**Your objective**
Please copy each line of the records below that holds the word "params".
··········
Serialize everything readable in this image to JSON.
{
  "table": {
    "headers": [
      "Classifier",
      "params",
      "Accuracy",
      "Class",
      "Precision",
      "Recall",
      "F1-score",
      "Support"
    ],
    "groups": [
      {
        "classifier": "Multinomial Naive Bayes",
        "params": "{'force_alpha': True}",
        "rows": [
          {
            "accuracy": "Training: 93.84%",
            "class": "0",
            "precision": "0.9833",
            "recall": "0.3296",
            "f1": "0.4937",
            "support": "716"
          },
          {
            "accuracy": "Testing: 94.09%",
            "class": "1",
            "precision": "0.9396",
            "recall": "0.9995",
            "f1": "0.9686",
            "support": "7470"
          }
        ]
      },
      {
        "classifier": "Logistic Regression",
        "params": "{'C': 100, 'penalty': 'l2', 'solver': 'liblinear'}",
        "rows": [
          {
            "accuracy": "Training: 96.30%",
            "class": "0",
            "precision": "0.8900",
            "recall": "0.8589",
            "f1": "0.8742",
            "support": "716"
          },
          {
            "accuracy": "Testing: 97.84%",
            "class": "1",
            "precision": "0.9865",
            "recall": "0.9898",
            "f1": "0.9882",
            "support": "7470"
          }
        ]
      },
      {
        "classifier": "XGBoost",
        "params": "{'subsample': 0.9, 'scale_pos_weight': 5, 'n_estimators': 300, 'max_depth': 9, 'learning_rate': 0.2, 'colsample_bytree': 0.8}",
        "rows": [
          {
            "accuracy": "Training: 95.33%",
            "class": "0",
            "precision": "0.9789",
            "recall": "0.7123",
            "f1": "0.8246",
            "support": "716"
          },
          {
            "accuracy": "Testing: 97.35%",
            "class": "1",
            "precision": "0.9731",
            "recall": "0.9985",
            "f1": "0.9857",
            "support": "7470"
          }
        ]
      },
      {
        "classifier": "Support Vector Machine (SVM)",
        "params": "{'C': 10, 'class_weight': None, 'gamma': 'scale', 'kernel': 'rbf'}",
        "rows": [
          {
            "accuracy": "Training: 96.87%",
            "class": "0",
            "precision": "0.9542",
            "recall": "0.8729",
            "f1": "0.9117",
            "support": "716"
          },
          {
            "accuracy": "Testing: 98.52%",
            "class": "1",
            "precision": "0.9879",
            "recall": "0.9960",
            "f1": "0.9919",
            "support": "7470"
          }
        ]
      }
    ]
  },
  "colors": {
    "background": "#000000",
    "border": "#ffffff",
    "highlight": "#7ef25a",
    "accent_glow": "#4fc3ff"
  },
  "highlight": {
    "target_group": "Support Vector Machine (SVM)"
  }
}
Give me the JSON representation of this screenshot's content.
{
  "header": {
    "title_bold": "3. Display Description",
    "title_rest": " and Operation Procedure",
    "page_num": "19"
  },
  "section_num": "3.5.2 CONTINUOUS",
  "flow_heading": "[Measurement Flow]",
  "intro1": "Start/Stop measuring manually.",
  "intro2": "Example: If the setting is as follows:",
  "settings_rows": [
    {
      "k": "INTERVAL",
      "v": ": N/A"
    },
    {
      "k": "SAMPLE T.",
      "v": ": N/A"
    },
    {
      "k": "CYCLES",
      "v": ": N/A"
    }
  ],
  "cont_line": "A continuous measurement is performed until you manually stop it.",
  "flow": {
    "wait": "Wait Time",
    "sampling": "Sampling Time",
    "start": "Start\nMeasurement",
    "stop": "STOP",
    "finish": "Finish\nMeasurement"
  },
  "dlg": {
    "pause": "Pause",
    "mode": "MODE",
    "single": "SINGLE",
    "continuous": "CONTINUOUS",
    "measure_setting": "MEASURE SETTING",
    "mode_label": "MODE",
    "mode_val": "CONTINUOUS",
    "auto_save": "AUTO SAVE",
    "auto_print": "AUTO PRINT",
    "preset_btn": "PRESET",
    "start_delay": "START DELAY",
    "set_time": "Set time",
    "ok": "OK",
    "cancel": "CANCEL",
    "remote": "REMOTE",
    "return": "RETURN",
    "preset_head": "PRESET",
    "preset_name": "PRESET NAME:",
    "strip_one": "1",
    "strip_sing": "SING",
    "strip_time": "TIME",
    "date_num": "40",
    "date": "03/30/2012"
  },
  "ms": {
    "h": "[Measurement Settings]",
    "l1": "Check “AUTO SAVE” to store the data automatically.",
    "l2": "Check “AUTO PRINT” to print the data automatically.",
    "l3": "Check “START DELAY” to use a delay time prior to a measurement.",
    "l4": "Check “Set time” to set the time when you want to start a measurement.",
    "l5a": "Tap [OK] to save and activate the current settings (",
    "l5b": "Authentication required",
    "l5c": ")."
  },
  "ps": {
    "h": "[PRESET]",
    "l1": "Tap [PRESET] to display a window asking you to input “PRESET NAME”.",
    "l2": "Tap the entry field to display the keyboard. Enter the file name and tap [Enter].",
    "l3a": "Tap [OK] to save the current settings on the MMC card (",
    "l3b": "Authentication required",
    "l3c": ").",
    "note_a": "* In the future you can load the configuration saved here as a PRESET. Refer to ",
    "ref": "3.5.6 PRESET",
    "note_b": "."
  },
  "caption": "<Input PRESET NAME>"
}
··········
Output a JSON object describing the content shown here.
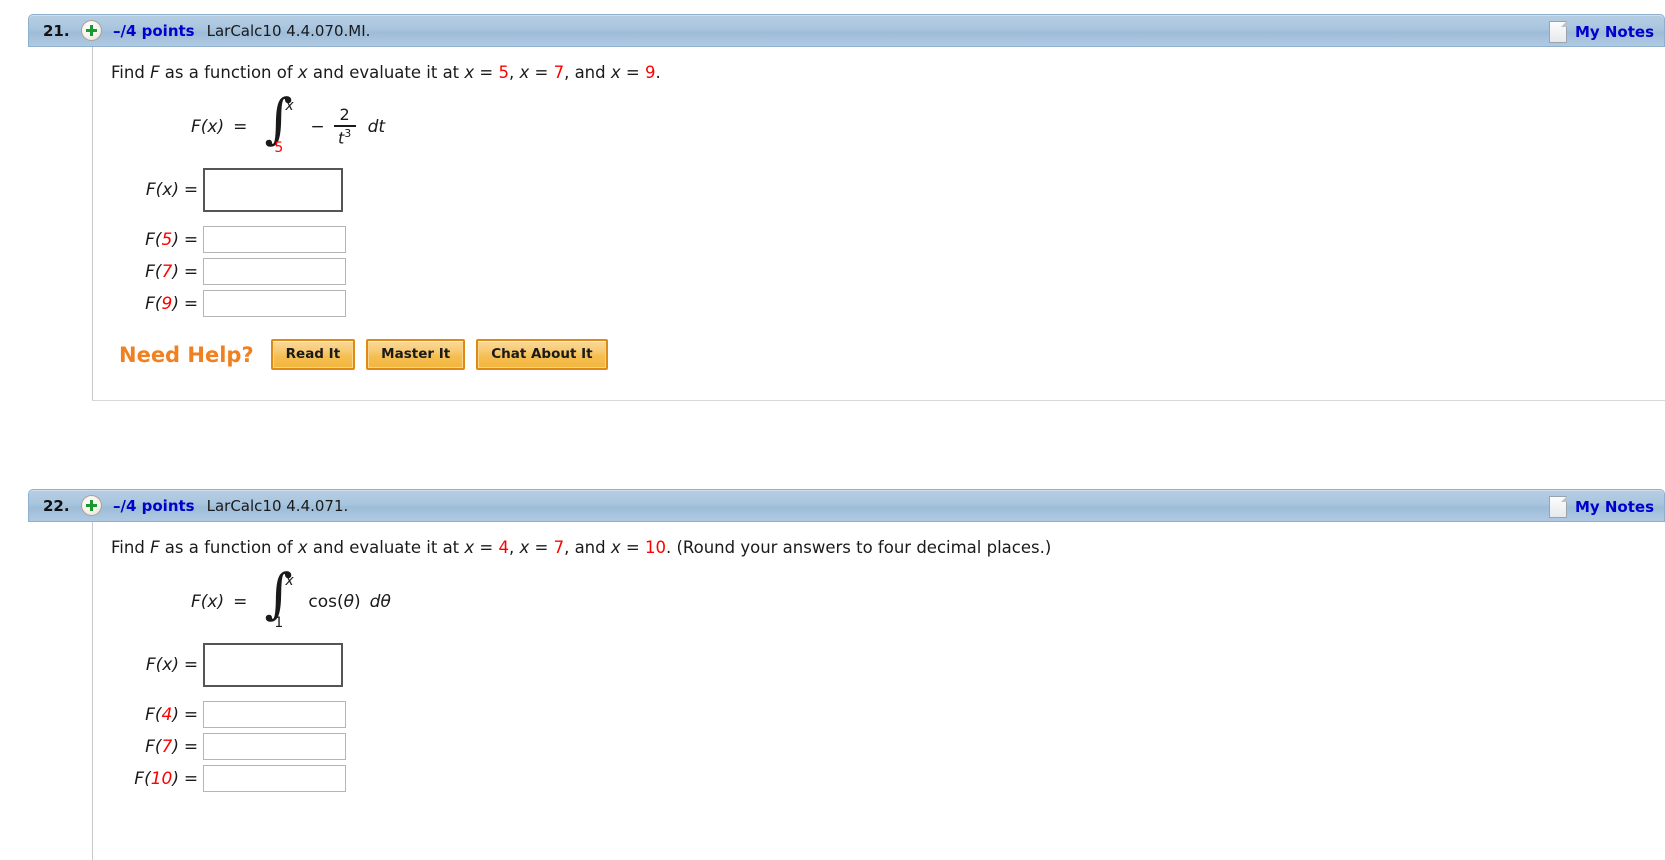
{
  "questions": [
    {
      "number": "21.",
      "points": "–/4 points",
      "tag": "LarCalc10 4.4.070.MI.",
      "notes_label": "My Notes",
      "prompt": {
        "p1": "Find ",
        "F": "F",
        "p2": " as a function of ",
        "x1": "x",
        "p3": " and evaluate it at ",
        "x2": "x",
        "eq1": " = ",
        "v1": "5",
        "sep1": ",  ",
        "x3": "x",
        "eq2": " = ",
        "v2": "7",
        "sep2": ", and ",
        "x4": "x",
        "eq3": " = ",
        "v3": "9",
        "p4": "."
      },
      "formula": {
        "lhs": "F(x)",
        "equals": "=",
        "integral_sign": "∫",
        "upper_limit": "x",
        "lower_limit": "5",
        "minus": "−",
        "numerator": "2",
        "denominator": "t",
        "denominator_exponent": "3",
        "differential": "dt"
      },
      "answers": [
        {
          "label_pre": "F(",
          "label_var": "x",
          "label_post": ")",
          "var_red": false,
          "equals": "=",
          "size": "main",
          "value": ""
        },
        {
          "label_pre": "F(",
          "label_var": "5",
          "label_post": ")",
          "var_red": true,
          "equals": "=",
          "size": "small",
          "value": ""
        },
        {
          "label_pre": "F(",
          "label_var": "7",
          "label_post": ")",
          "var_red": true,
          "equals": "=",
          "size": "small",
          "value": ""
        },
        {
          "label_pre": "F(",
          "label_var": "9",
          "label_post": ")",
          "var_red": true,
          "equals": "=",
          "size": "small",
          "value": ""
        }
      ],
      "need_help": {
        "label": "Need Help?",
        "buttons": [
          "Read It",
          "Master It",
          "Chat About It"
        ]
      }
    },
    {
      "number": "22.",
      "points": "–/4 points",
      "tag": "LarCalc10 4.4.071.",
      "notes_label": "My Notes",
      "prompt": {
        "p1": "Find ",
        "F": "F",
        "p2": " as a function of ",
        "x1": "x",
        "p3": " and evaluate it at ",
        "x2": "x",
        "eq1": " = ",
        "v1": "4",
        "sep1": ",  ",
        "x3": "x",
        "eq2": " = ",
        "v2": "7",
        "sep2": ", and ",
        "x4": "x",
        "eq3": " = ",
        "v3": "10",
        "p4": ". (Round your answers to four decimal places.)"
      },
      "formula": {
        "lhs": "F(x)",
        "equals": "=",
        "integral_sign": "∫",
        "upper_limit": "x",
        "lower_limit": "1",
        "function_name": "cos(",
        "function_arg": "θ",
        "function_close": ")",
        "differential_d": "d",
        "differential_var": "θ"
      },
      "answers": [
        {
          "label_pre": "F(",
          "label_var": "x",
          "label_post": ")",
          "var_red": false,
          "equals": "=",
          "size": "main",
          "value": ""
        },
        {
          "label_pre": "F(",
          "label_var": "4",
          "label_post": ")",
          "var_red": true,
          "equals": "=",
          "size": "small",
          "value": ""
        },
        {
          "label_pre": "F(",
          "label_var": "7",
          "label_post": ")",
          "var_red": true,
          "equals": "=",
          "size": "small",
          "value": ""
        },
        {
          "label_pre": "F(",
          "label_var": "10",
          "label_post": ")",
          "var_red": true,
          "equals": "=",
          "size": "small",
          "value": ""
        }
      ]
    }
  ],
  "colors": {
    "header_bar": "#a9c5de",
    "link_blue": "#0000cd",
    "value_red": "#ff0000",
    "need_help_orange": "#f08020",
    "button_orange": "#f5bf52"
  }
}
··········
**Answer**
      "params",
        "params": "{'force_alpha': True}",
        "params": "{'C': 100, 'penalty': 'l2', 'solver': 'liblinear'}",
        "params": "{'subsample': 0.9, 'scale_pos_weight': 5, 'n_estimators': 300, 'max_depth': 9, 'learning_rate': 0.2, 'colsample_bytree': 0.8}",
        "params": "{'C': 10, 'class_weight': None, 'gamma': 'scale', 'kernel': 'rbf'}",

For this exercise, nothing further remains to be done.